Manchester’s great, historic libraries—Chetham’s and The John Rylands—are both Grade I listed by Historic England (here and here). This means that each building is of the highest historic significance. Only 8 per cent of listed buildings in England are of this grade, and they are consequently on an equal footing with essentially peerless structures like Westminster Abbey and The New Palace of Westminster, commonly known as The Houses of Parliament. Chetham’s Library (interior pictured below) is a genuinely old, medieval structure, having been established in 1422 by Thomas de la Warre. After the Dissolution in 1547 it was converted into a town house by the Earl of Derby; during the Commonwealth it was sequestrated; and it was finally purchased in 1654 by Humphrey Chetham's executors to become a charity school, more properly known as a hospital, and also a library. Chetham’s is Britain’s first free public library. The John Rylands Library, on the other hand, is a far more modern construction, dating to the end of the Victorian period. Built between 1890 and 1899 by Basil Champneys for Enriqueta Augustina Rylands in memory of her husband, John, it is in what is termed the Gothic Revival style. 

Chetham's Library

Chetham’s is in a central, yet bizarrely remote part of the city, despite being at the heart of ancient Manchester; today its location is tucked away and out of sight from what are now the main thoroughfares, as well as the business and shopping areas of the city. It isn’t helped that, unlike The John Rylands Library, you cannot actually see the building easily unless you have entered the grounds of Chetham's School of Music. DfE School Safeguarding procedures also further limit the impact and accessibility of the library to the casual visitor. In this way, the Library could perhaps seem to have smaller impact upon the city’s ‘Gothic’ profile that it deserves to, given its age and significance. However, the Library does work hard to address that, with 15,000 tourist visits last year, and has bookable tours available six days a week, with its striking architecture indeed attracting visitors from across the world. It also works hard to deliver varied engagement, with continual outreach activities and the efforts of other bodies, such as the Manchester Centre for Gothic Studies (Manchester Metropolitan University), who run events there.

The John Rylands Library The John Rylands Library (pictured above), on the other hand, is right at the centre of Manchester’s now—although not during this present COVID-19 emergency—bustling thoroughfare of Deansgate. Visited by tourists, locals, students, and researchers, this leading research library with an incredibly rich range of rare books and manuscripts (part of Manchester University’s Library), could be considered to have a greater impact upon the city’s ‘Gothic persona’ compared with Chetham's. Yet Chetham's not only also welcomes readers and researchers (in usual circumstances) using its important collection of printed books and archives/manuscripts, but its architecture dates even further back, yielding interesting implications for considering 'Gothic persona'.

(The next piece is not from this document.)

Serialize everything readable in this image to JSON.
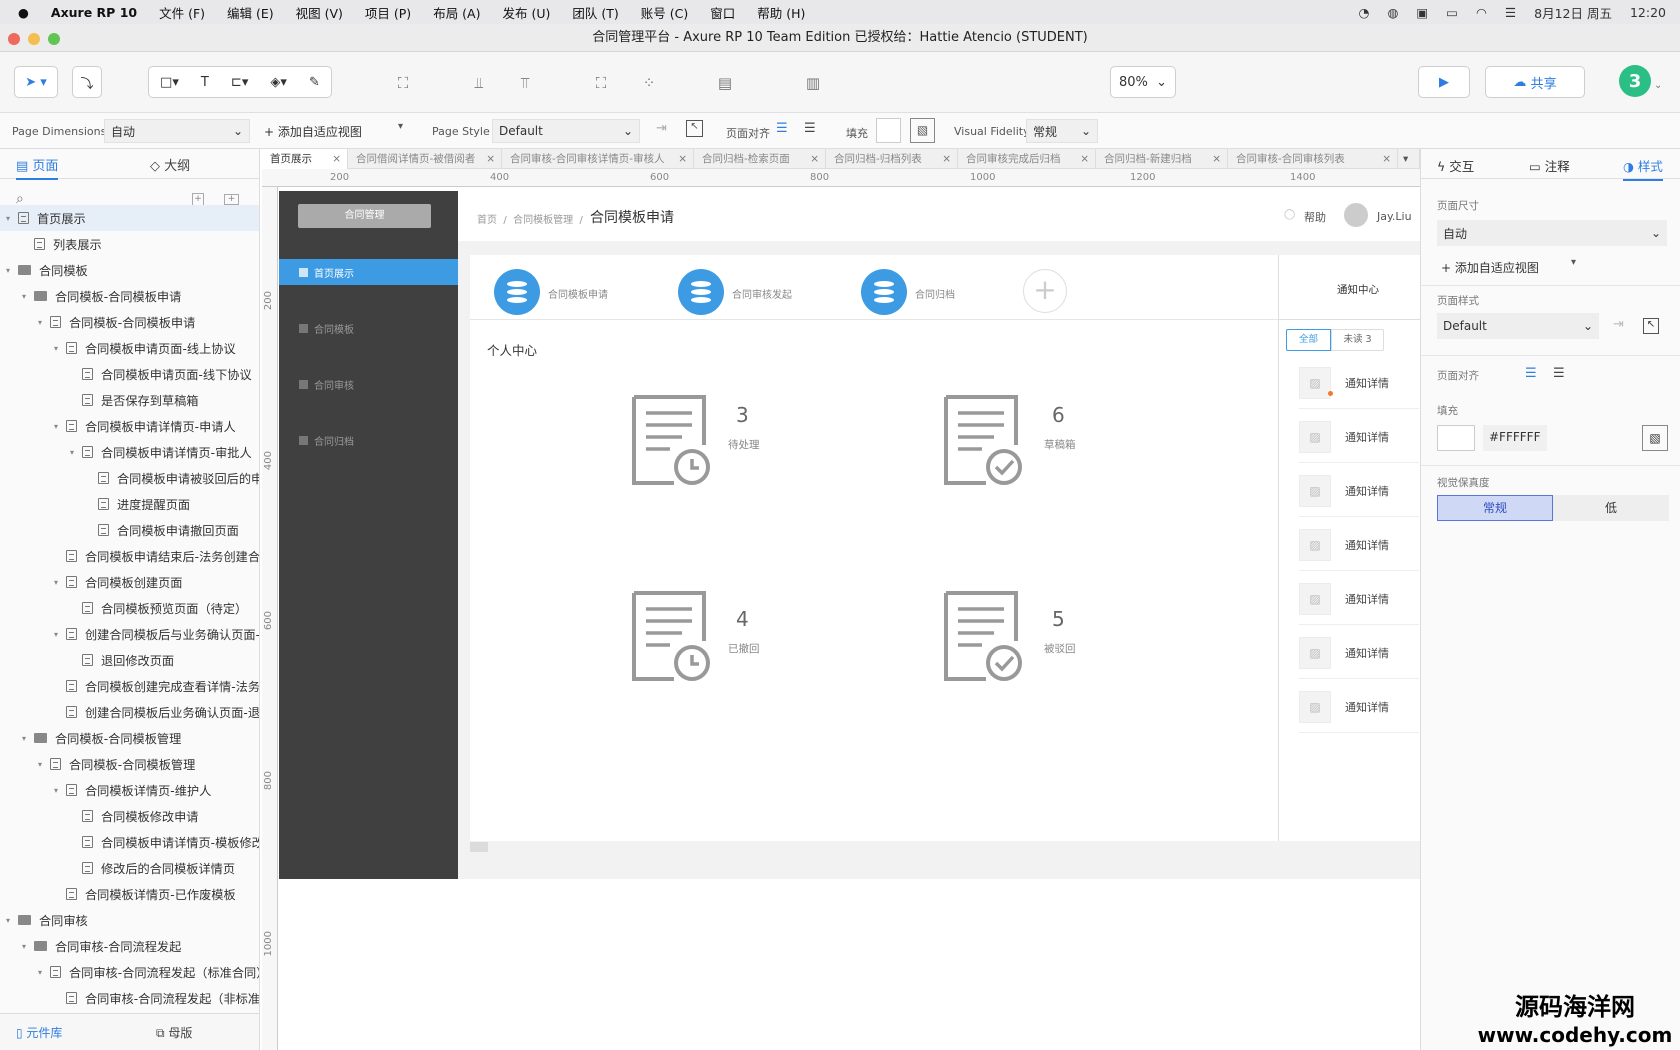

Both Gothic buildings are hidden in plain sight, but their impact upon the city’s Gothic identity relates to their visual presence. Chetham’s, a medieval foundation, is arguably what The John Rylands Library attempted to replicate, but according to late-High Victorian Gothic bombast, and the library, unlike its model, has a far greater and more significant impact upon Manchester’s identity.

Future posts will explore both of these buildings in detail. 

Both libraries are currently closed to public until further notice due to Covid-19 measures, but their websites can be visited below.

Chetham’s Library:

The John Rylands Library:

By Dr Peter N. Lindfield 

Photograph 1 provided by Chetham's Library. 

Photographs 2 and 3 ©  Dr Peter N. Lindfield.